The hardest question faced by singles who desire marriage is often, “How long will I be single?” Uncertainty can become a preoccupation. Many singles do not desire marriage, but here is what to know about those who do.
One effective tool for self-reflection is the pain and peace cycle. By studying the deep-rooted causes and beliefs of our pain, we are better able to identify and disrupt this pain cycle by changing our patterns in thought, and in action.
In ministering to singles, the temptation arises to provide a simplistic answer. But doing so diminishes the pain this person may feel in their desire to be married. Here are three ways from our free RelateStrong | Leadership Series eBook to better connect and speak to singles in their time of questioning.
Single adults in church oftentimes encounter a type of perception called ambiguity. As a single adult — especially in the church where marriage is so highly celebrated — not knowing how others perceive them can prompt feelings of insecurity in their identity.
There is no one right answer to the question of, “Why am I single?” Nor should there be. Just as humans are complex beings, so, too, are the reasons behind one’s singleness.
As inclusive as the Church strives to be, one group that tends to feel alienated is single adults.
Marriage is a beautiful thing, and highly celebrated in church. But where does that leave single adults?

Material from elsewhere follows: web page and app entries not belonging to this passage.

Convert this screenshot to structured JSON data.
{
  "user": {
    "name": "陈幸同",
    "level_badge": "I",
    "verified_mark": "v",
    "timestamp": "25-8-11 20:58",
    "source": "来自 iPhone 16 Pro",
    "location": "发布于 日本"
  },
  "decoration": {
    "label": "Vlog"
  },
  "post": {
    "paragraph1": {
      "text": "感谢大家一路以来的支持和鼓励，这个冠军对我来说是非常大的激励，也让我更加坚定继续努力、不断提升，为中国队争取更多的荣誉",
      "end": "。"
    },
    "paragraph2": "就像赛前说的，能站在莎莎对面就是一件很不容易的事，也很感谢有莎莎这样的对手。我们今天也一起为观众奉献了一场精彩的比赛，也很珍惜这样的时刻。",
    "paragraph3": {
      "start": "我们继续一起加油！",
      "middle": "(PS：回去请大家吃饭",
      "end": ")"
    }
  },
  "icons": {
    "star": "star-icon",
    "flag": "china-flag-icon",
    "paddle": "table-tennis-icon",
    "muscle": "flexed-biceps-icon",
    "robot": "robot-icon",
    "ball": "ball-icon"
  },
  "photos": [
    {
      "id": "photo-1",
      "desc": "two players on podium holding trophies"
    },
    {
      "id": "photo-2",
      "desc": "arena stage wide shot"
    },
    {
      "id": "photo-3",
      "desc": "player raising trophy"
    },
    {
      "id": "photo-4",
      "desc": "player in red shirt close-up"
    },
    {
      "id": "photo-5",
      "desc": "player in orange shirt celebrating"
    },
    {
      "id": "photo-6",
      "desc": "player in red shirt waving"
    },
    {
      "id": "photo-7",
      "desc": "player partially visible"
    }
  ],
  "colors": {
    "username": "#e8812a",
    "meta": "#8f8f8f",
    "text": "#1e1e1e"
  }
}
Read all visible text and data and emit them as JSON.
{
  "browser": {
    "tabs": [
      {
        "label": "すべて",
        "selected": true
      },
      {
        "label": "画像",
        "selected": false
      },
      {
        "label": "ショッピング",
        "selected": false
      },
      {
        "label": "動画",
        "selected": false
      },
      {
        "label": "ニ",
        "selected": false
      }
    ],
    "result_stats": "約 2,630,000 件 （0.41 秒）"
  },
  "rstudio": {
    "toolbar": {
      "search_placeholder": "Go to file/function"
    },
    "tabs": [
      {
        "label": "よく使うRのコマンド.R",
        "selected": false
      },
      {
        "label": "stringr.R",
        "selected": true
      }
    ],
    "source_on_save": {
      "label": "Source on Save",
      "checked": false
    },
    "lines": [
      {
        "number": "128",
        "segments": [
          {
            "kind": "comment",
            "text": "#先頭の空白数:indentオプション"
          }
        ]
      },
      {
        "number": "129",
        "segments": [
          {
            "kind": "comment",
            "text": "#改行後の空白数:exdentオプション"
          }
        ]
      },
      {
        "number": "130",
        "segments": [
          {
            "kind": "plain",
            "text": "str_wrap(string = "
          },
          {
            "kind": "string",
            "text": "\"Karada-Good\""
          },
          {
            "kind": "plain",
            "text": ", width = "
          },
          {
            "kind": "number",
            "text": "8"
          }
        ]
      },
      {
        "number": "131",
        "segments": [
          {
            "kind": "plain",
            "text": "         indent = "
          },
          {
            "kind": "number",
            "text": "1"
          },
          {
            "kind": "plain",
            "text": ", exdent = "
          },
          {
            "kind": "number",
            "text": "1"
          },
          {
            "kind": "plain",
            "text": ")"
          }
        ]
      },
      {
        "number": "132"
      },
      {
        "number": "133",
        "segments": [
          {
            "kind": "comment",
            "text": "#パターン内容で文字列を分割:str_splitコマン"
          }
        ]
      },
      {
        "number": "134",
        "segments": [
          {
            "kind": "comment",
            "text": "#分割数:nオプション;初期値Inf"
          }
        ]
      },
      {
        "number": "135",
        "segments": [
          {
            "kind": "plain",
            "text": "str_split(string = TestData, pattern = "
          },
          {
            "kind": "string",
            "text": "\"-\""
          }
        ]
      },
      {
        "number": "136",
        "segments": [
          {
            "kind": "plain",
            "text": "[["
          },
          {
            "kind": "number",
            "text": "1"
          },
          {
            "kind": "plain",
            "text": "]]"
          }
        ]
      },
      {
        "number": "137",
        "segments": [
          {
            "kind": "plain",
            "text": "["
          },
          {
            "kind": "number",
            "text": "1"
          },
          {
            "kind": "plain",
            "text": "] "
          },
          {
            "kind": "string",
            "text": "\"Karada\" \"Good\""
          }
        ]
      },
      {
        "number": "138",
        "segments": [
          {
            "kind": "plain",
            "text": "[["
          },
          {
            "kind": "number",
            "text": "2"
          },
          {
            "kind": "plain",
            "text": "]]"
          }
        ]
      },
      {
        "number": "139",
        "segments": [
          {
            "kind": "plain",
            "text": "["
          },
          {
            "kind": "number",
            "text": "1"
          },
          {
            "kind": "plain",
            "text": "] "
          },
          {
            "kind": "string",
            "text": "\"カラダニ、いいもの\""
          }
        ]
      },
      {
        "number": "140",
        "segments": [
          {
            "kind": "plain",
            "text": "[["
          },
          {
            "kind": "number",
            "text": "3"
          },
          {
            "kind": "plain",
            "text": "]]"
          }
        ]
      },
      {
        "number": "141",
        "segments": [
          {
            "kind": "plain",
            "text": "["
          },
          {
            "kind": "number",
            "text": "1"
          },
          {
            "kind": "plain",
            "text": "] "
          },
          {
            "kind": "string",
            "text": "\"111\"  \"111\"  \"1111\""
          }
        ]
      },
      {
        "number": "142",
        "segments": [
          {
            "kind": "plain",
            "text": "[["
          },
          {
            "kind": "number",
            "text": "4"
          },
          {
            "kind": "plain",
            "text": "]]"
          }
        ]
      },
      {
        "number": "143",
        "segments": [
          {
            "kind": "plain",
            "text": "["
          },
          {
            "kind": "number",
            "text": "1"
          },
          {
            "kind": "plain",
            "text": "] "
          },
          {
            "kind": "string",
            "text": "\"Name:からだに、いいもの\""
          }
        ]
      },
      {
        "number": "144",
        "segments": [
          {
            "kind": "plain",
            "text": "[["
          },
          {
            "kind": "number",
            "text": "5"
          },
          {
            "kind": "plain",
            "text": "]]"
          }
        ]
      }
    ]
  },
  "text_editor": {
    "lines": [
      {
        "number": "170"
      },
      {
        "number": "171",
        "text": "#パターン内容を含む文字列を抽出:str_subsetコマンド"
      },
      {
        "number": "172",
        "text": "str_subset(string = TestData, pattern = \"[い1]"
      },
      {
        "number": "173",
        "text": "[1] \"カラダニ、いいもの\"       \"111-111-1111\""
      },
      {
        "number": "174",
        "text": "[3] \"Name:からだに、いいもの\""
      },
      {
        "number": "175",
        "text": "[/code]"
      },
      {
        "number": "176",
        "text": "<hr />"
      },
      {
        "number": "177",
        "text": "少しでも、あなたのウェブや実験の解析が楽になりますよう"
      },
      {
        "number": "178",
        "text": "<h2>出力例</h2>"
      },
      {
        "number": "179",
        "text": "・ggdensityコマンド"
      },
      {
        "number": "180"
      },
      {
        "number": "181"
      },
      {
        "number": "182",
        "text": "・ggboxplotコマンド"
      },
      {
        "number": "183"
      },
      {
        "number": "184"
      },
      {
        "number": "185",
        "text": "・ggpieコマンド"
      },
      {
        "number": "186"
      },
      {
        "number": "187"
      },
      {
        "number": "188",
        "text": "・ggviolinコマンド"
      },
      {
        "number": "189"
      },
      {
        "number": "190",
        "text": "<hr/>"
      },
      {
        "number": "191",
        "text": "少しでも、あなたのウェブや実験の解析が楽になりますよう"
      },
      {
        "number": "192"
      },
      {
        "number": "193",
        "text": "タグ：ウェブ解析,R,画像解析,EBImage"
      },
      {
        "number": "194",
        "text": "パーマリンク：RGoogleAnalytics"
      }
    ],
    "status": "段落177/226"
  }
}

Though touted as a “jolly” time for most, this time of year can often trigger pain and sadness for many singles.
Nearly half the population of U.S. adults are single, and yet marriage and family continue to be celebrated — even idolized — in the church.
In the case of singleness, singles often ask, “Why am I single?” — both in attempt to control their situation and to find purpose in their pain. Yet the answer is almost never completely straightforward.